>  
> (a) Remote device capability discovery from the point of view of the Publisher needs to be enhanced to know if the far end can interpret notification messages type beyond RFC-5277, Section 4.
>  
> (b) This capability discovery question is relevant for both configured subscription receivers and dynamic subscribers.  
>  
> (c) The capability discovery question can be generalized beyond subscriptions, as there are many reasons to know the available capabilities of the far end.   
>  
> (d) Capability discovery advertisement has traditionally been discussed within transport documents (e.g. RFC-6241 Section 8.1).   
>  
>  
> Based on (a)-(d), coming up with a transport independent point-solution within draft-ietf-netconf-notification-messages <https://datatracker.ietf.org/doc/draft-ietf-netconf-notification-messages/?include_text=1> *just* to discover this single element of client functionality seems overkill/heavyweight.
>  
> I was fine with letting this remote capabilities discovery question sit for a while.   However draft-ietf-netconf-https-notif <https://tools.ietf.org/html/draft-ietf-netconf-https-notif-01> shows that we now must address this question.  Specifically should the diagram section 1.4.1 show this capability exchange?  

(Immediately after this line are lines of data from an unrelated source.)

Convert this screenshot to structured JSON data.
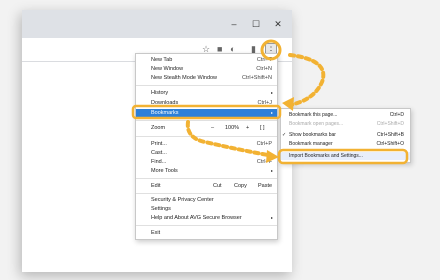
{
  "window": {
    "controls": {
      "minimize": "–",
      "maximize": "☐",
      "close": "✕"
    },
    "toolbar_icons": {
      "star": "☆",
      "ext1": "■",
      "ext2": "◐",
      "ext3": "▮"
    },
    "menu_button": "⋮"
  },
  "menu": {
    "items": {
      "new_tab": {
        "label": "New Tab",
        "shortcut": "Ctrl+T"
      },
      "new_window": {
        "label": "New Window",
        "shortcut": "Ctrl+N"
      },
      "stealth": {
        "label": "New Stealth Mode Window",
        "shortcut": "Ctrl+Shift+N"
      },
      "history": {
        "label": "History",
        "arrow": "▸"
      },
      "downloads": {
        "label": "Downloads",
        "shortcut": "Ctrl+J"
      },
      "bookmarks": {
        "label": "Bookmarks",
        "arrow": "▸"
      },
      "zoom": {
        "label": "Zoom",
        "minus": "–",
        "value": "100%",
        "plus": "+",
        "fullscreen": "[ ]"
      },
      "print": {
        "label": "Print...",
        "shortcut": "Ctrl+P"
      },
      "cast": {
        "label": "Cast..."
      },
      "find": {
        "label": "Find...",
        "shortcut": "Ctrl+F"
      },
      "more_tools": {
        "label": "More Tools",
        "arrow": "▸"
      },
      "edit": {
        "label": "Edit",
        "cut": "Cut",
        "copy": "Copy",
        "paste": "Paste"
      },
      "security": {
        "label": "Security & Privacy Center"
      },
      "settings": {
        "label": "Settings"
      },
      "help": {
        "label": "Help and About AVG Secure Browser",
        "arrow": "▸"
      },
      "exit": {
        "label": "Exit"
      }
    }
  },
  "submenu": {
    "bookmark_page": {
      "label": "Bookmark this page...",
      "shortcut": "Ctrl+D"
    },
    "bookmark_open": {
      "label": "Bookmark open pages...",
      "shortcut": "Ctrl+Shift+D"
    },
    "show_bar": {
      "check": "✓",
      "label": "Show bookmarks bar",
      "shortcut": "Ctrl+Shift+B"
    },
    "manager": {
      "label": "Bookmark manager",
      "shortcut": "Ctrl+Shift+O"
    },
    "import": {
      "label": "Import Bookmarks and Settings..."
    }
  },
  "colors": {
    "highlight": "#2b7fd9",
    "annotation": "#f2b233"
  }
}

>  
> It turns out that independent of draft-ietf-netconf-notification-messages, there several questions in draft-ietf-netconf-https-notif which need to be answered prior to the section 1.4.1 arrow: "Send HTTPS POST message with YANG defined notification #1" anyway.  These questions are:
>   (1) Does the targeted HTTPS receiver support configured subscriptions?
>   (2) Can the targeted HTTP@ receiver accept a new subscription as described in a <subscription-started>?
> Only if these questions are "yes", should the <subscription-started> be responded to with an "OK".
>  
> Add to this a third question driven from (a)-(d):
>   (3) Does the receiver support the message type within "draft-ietf-netconf-notification-messages"?
>  
> A strawman way to handle the all three questions within draft-ietf-netconf-https-notif would be to respond to a <subscription-started> notification with an HTTP Status 202 (Accepted)" acknowledgement.  This 202 would include body elements listing supported receiver resources.  Maybe something YANG encoded via ietf-yang-structure-ext containing:
>  
>       <foo xmlns="urn:ietf:params:xml:ns:netconf:base:1.0">
>         <capabilities>
>           <capability>
>             urn:ietf:params:xml:ns:yang:ietf-notification-messages:1.0
>           </capability>
>         </capabilities>
>       </foo>
>  
> What do you think of this approach?
>  
> Eric

Mahesh Jethanandani
mjethanandani@gmail.com